hide You are viewing an archived web page, collected at the request of University of Alberta using Archive-It. This page was captured on 16:59:25 Dec 08, 2010, and is part of the HCF Alberta Online Encyclopedia collection. The information on this web page may be out of date. See All versions of this archived page.
Heritage Community Foundation Presents
Alberta Online Encyclopedia
Alberta Inventors and Inventions - A Century of Patents homeinfosearchsitemapcontactedukit
inventors
inventions
innovation
patents

Heritage Community Foundation
Alberta Innovation and Science
Canada's Digital Collections
Visit AlbertaSource.ca

Soil Conservation

Harvesting grain cropsSouthern Alberta’s Lethbridge area has long been notorious for particularly strong winds and, thus, it is not surprising that solutions for circumventing soil erosion were invented so early there.

Out of the problem of wind erosion, the Noble Blade Cultivator emerged. Although the strain of pioneer life drew the latent resourcefulness out of everyone, few individuals made such a significant contribution to agriculture as Charles Noble.

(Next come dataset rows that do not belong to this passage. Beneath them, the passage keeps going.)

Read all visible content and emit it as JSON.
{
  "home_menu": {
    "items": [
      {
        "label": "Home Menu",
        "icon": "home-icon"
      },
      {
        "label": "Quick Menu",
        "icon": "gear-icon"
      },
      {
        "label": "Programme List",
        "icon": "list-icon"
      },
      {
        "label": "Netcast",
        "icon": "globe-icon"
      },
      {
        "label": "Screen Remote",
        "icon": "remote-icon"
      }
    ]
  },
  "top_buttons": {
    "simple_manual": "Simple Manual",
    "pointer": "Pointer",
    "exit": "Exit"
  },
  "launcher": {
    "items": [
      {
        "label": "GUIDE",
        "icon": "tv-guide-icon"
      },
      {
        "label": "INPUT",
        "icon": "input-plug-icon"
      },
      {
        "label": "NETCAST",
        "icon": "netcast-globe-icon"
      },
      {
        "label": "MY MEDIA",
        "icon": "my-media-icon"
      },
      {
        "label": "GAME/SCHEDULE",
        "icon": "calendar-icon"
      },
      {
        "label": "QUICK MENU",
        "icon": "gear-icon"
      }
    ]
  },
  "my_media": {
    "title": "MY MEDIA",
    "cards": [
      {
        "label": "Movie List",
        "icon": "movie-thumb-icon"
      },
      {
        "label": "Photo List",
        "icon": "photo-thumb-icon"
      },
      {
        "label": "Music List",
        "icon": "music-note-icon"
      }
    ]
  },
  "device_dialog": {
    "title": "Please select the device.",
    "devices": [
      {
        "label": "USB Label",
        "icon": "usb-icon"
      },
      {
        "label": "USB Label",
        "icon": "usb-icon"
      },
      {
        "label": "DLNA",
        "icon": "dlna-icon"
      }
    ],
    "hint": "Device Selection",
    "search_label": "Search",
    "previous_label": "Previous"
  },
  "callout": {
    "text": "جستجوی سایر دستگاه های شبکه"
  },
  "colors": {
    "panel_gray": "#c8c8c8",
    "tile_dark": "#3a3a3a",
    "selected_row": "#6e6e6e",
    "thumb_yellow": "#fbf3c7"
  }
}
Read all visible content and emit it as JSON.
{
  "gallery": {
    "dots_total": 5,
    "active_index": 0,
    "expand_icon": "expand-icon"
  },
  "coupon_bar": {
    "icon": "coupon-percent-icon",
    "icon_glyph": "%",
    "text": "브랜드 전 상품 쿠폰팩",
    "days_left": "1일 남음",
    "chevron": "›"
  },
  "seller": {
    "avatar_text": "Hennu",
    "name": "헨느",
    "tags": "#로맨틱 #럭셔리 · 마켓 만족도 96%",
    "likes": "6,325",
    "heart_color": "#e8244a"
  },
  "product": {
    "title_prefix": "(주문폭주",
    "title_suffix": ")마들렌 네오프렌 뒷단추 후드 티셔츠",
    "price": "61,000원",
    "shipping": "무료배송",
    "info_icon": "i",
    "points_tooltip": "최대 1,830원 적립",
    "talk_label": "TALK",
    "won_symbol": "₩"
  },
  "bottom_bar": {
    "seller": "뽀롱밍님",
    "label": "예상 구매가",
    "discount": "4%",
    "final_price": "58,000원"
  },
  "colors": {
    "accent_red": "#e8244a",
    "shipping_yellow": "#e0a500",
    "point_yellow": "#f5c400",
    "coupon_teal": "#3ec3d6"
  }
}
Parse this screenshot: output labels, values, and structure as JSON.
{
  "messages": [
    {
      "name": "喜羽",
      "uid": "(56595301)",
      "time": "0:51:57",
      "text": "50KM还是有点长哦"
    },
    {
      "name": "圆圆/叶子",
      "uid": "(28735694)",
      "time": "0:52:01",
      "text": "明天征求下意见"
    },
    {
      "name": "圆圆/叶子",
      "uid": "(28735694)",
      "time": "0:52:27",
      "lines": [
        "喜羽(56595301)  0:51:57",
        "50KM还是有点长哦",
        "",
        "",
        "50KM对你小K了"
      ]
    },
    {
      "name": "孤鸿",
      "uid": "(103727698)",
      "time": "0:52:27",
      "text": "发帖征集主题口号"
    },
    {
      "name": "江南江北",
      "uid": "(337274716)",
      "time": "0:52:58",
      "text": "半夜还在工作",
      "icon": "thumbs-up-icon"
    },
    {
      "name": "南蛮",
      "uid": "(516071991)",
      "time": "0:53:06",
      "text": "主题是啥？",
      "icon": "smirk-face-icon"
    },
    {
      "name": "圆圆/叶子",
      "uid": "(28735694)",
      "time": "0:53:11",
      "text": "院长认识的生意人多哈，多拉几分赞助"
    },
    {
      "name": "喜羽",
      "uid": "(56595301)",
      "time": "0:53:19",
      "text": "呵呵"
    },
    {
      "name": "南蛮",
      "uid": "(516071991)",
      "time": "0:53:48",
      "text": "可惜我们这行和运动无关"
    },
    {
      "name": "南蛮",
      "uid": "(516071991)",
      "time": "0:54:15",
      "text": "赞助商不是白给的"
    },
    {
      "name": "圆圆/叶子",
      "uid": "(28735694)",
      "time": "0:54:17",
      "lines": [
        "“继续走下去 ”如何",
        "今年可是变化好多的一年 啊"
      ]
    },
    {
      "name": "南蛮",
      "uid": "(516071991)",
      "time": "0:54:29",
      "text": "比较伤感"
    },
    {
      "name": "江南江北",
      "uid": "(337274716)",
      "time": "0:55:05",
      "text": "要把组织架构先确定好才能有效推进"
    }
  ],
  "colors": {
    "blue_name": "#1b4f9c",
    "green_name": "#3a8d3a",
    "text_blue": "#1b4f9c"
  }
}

For Noble, his land was not simply the means by which he was able to sustain his life. He cared for its well-being deeply. His shock was immense when, in 1916, he noticed the appearance of soil drifting in the Lethbridge area.

He had first experienced wind erosion 10 years earlier while living in North Dakota. He, therefore, knew that if ignored for a time, it would render land much less productive. One of the first Canadians to search for a cure for soil drifting that would also be compatible with profitable production, Noble began work in earnest to prevent such a disaster.

Noble in stooked wheat fieldHe took to planting a variety of winter rye imported from Michigan. Sown in August, it had enough leaf coverage to protect the fields against the winds in both autumn and spring. Proving the idea worked to circumvent soil erosion, Noble sought to make the endeavor profitable. Since the wheat market was more reliable than rye, he switched and protected his land while making a profit on his winter crop. While this was sufficient to maintain the soil for a number of years, Noble persisted to seek a better solution.

By this time, other farmers in the community were interested in taking measures to prevent wind erosion and another method of dealing with wind erosion, strip farming, was gaining popularity. While strip farming was helpful, Charles Noble pursued an even better solution. In 1936, while visiting California, he created the Noble Blade cultivator that provided a new method of tillage, thus preserving the land from detrimental erosion.
 

[<<back] timeline


Albertasource.ca | Contact Us | Partnerships
For more on innovation and invention in Alberta , visit Peel’s Prairie Provinces.
Copyright © Heritage Communty Foundation All Rights Reserved